However, potassium reabsorption (and to lesser extents, the reabsorption of calcium and magnesium) are also inhibited.
To bypass this limitation, loop diuretics are often recommended to be taken along with potassium supplements. Some of them, for example Lasix K (Furosemide + Potassium), are even formulated with a potassium salt included.
Taking potassium supplements is especially recommended for patients taking both loop and thiazide diuretics.
Thiazide diuretics act on the distal convoluted tubules of the nephrons. They are all chemically similar.
Thiazides produce their diuretic effect by inhibiting sodium reabsorption too. However, they do so at transporters shared by sodium and potassium. Therefore, they also inhibit potassium reabsorption although they spare calcium.
Thiazides are not recommended for pregnant women with swollen feet and ankles. They are not to be given to patients who have histories of gout or to those who are also treating diabetes.
Potassium-sparing diuretics do not inhibit the reabsorption of potassium in the nephrons of the kidney. This is because they do not act at the transporters shared by both sodium and potassium.

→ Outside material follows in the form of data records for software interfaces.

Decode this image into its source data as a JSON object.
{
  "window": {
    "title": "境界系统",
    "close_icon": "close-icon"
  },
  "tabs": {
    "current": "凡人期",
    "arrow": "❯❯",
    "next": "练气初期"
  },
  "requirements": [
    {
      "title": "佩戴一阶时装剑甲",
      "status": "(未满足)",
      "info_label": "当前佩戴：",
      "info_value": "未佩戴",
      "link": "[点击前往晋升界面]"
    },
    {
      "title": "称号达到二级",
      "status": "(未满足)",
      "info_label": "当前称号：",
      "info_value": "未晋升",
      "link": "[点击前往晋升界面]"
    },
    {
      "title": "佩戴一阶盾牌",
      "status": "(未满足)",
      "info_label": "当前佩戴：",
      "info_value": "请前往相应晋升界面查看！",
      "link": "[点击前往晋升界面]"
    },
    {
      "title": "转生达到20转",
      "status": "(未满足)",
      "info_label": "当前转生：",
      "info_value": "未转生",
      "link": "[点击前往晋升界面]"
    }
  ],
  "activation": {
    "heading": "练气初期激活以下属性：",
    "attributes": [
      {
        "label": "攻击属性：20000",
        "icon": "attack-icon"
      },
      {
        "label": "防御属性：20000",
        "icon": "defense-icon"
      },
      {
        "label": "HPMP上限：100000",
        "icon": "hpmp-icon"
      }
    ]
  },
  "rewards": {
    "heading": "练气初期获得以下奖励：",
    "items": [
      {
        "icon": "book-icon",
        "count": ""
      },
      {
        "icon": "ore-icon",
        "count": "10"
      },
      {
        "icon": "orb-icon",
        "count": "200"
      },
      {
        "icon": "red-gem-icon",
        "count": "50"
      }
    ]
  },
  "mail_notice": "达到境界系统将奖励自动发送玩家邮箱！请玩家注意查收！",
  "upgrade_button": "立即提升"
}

Some potassium-sparing diuretics, such as amiloride, simply inhibit sodium channels while others, such as spironolactone, block aldosterone, a corticosteroid hormone released by the renin-angiotensin system which is responsible for water retention in the kidneys.
These special footwear are especially effective for reducing swelling in the feet and ankles.
Compression stockings are supplied to provide different pressures. Those exerting pressures less than 20 mmHg are sold without prescriptions.
A pair of compression stockings usually exerts the greatest pressure at the ankles. Since the ankle is a joint linking the lower leg to the foot, fluid buildup is usually extensive there because blood flow is most constricted at that point.
Compression stockings provide graduated pressure along the lower leg so that fluid is gently removed from the feet and ankles and moved away to the lymph nodes at the groin.
Capisette is a natural remedy for fluid retention. It contains the natural diuretic properties available in several herbs and other supplements that are helpful in addressing water retention issues.
|Next Article: Swelling in Legs|
Capisette helps with reducing swelling and reducing edema by providing your body with the electrolytes needed to restore proper fluid tranfer in your cells. It then gets rid of excess fluid with natural diuretics.